    Articles, Blog

    How To Shoot Stabilized Video Of G-scale Model Trains

    August 26, 2019

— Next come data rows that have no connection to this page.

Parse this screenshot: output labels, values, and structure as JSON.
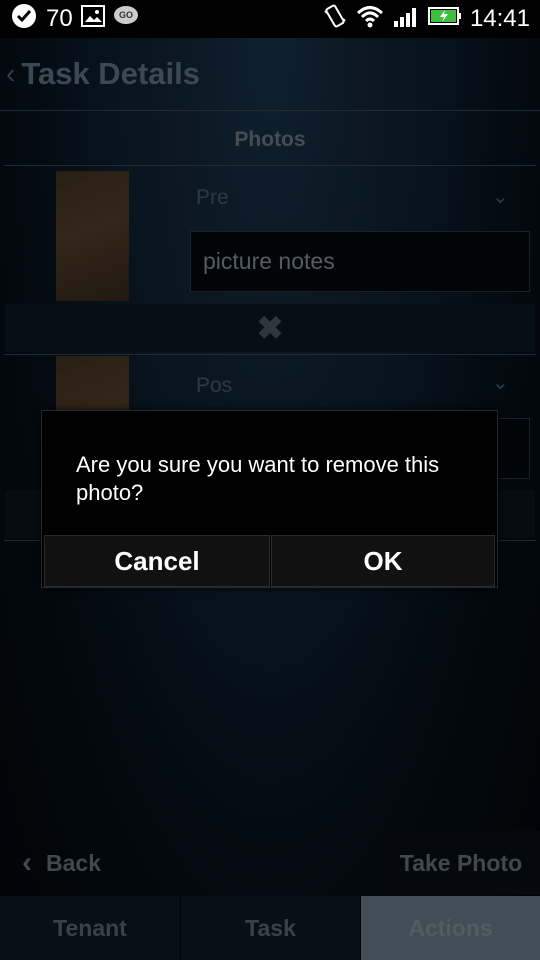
{
  "status": {
    "battery_percent": "70",
    "time": "14:41"
  },
  "header": {
    "title": "Task Details"
  },
  "photos_section": {
    "label": "Photos",
    "items": [
      {
        "type": "Pre",
        "notes": "picture notes"
      },
      {
        "type": "Pos",
        "notes": ""
      }
    ]
  },
  "bottom": {
    "back_label": "Back",
    "take_photo_label": "Take Photo"
  },
  "tabs": [
    {
      "label": "Tenant",
      "active": false
    },
    {
      "label": "Task",
      "active": false
    },
    {
      "label": "Actions",
      "active": true
    }
  ],
  "dialog": {
    "message": "Are you sure you want to remove this photo?",
    "cancel_label": "Cancel",
    "ok_label": "OK"
  },
  "colors": {
    "title": "#6d8596",
    "tab_active_bg": "#7b8c9c",
    "tab_bg": "#0d1c2b",
    "dialog_bg": "#000000"
  }
}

    Today I’m going to show you how to get
    some good track-level video
    of your G-scale model trains. When shooting video of model trains
    it’s very unnatural-looking
    to shoot from high up above the trains. You need to get the camera down at track level. And if you just put the camera down
    at a fixed position with the trains going by that only gives you a few seconds of video
    before the train is out of the shot. The most interesting view is
    from a camera moving along the tracks… either shooting forward,
    showing you the view that the engineer would see
    from inside the locomotive or shooting backwards,
    showing you the actual locomotive itself
    as it moves through the layout. So, you need to mount a camera onto a train somehow and you can do that by placing any kind of camera like a GoPro, or whatever camera you happen to have, you place it onto a flatbed railcar like this
    or you could strap it onto a locomotive somehow. But the way that I do it
    is a little more complicated than that but I do end up with far better video. You see, the problem that you have if you shoot track level video from a GoPro,
    or a regular camera sitting on a flatbed car like this,
    or onto a locomotive is that you end up with shaky video. The train is shaking, and that shakes the camera
    and that makes for some
    very amateur-looking shaky video… and you don’t want that. So, let me show you what I do to get
    smooth video without all the shakiness. I don’t use this, that’s for sure! I use a special kind of camera called an Osmo.
    It’s made by a Chinese company called DJI and this is basically a camera similar to a GoPro
    mounted onto a gimbal and that gimbal is motion stabilized
    so it takes all the shakiness out of your hands. I’ll turn it on here and you’ll see it spring to life. And you’ll see how the gimbal works here
    to smooth out the camera. No matter what I do here,
    the camera stays smooth and steady. And that gives you some great smooth video using
    this DJI Osmo compared to a regular camera So, what I do is basically mount the Osmo
    onto the top of the locomotive… something like that. But I do have a little trick that I use. I’ve got these 3M picture hanging strips
    that are really handy and I attach one to the roof of the locomotive there. I’ve pre-placed one on the bottom of the Osmo here. and then they kind of connect together
    a little bit like Velcro. And once that’s on there like that
    that thing is really solid. Although, just as an insurance policy,
    I do use some of these zip ties so that my camera has absolutely no way
    to come off of there no matter what kind of crazy stuff I do
    when I’m driving the train around. Voila! This DJI Osmo camera sells for
    less than $600 on Amazon And sells these little
    LGB DCC locomotives for about 150 bucks. Compared to what most G-scale model train people have invested in their train gear… That’s not much! So, now that we’ve got the camera
    mounted on top of the locomotive We are ready to shoot some track-level video! (Sound of train horns) I hope this video has been helpful to you
    and has given you some ideas about how to shoot better videos
    of your own model railroad. I’m Jim Zim.
    Check out some of my other YouTube videos on my YouTube channel
    to see lots more videos of my trains…
    both indoors and outdoors… Cruise ships… Water slides… And the Caribbean. I’ve posted 250 videos, so far,
    on my YouTube channel and I’ve had a total of over 100,000,000 views, so… I guess there’s some interesting stuff in there somewhere! Please explore, and enjoy.